Some issues seem to never go away, such as that of race, names, culture and history raised in the Oct. 16 news story "Shift to 'African American' May Prove There Is Much in a Name." It is an issue that has consumed much energy of Americans for a century or more.

During my life time I have been colored, negro, Negro, Afro-American, black, Black ... and now "African American." I accepted the other changes without resisting, but this time I simply raise the question: What is wrong with black? Is black broke? If it's not broke why fix it? And why African American? Why any name at all beyond, say, human being? The answer, unfortunately, is that names, as applied to people, do matter both in the way that people relate to each other and in the way they relate to themselves.

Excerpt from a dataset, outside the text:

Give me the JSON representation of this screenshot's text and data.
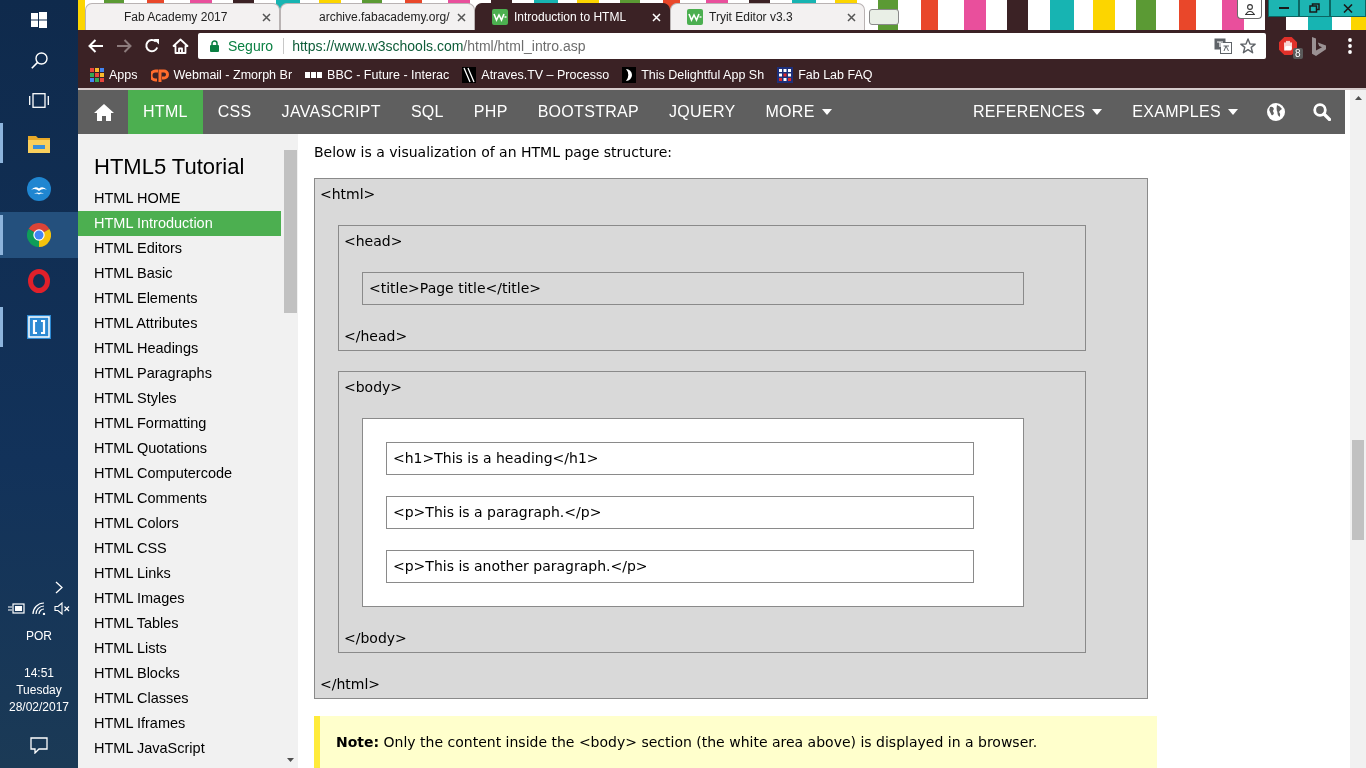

Jesse Jackson speaks of the cultural void of black and hints of closer international socio-political relations resulting from a change to African American. If this is true it meets one of the criteria for such name changes, i.e., it changes for the better how people relate to each other.

The more important criterion, however, is whether the new name alters how the newly named ones relate to themselves. When changing from Negro to black in the 1960s, the long standing extremely negative attitudes toward the color black were corrected. (The idea that "Black Is Beautiful" replaced the poor self-image of a prior time.)

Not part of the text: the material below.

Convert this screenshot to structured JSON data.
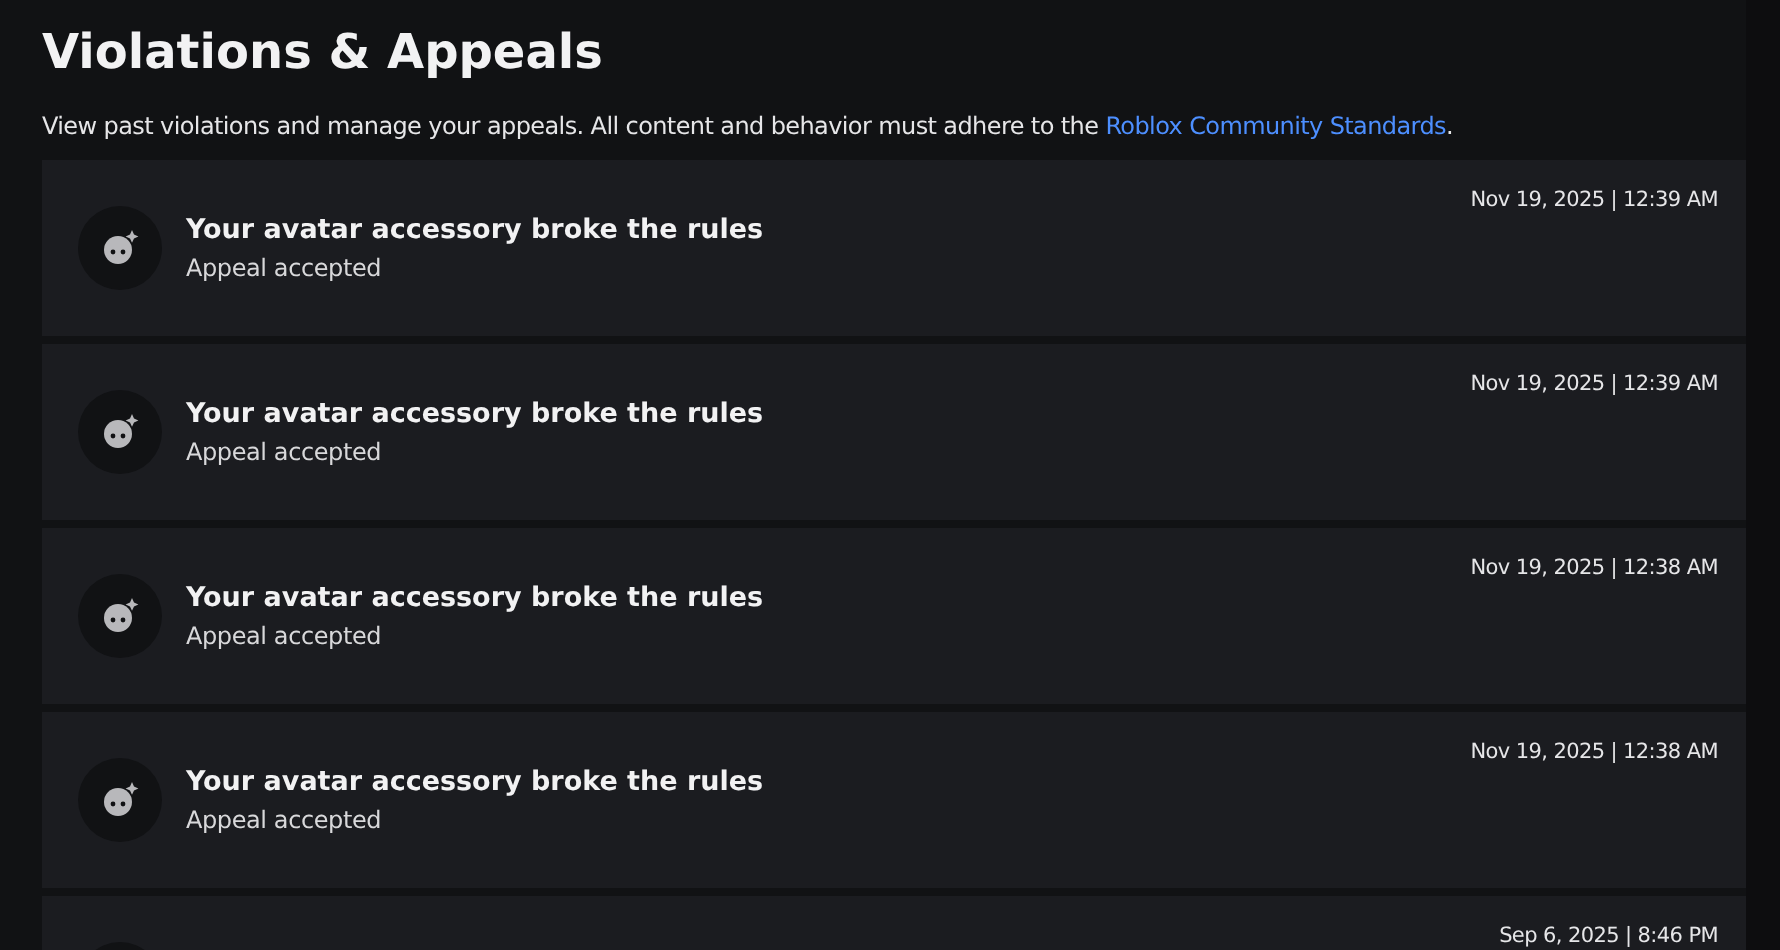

The change from Negro to black clearly improved how the newly named ones related to themselves -- their self-image -- a significant problem then and now. Fixing, or attempting to fix the problem of this collective self-image is impossible without confronting and dealing with the concept and color black as it has been used to attempt to devalue nonwhites. Ducking the term now not only runs the risk of forgetting that history (and thus failing to correct it) but also raises the danger that it will be used again for the same purposes in the near future.

What significant problem does the change to African American correct? Certainly nothing as basic as that corrected by the change to black. Energy being devoted to changing identities from black to African American amounts to little more than a flirtation with frivolity. We have more deserving problems awaiting our attention. EUGENE WALTON Silver Spring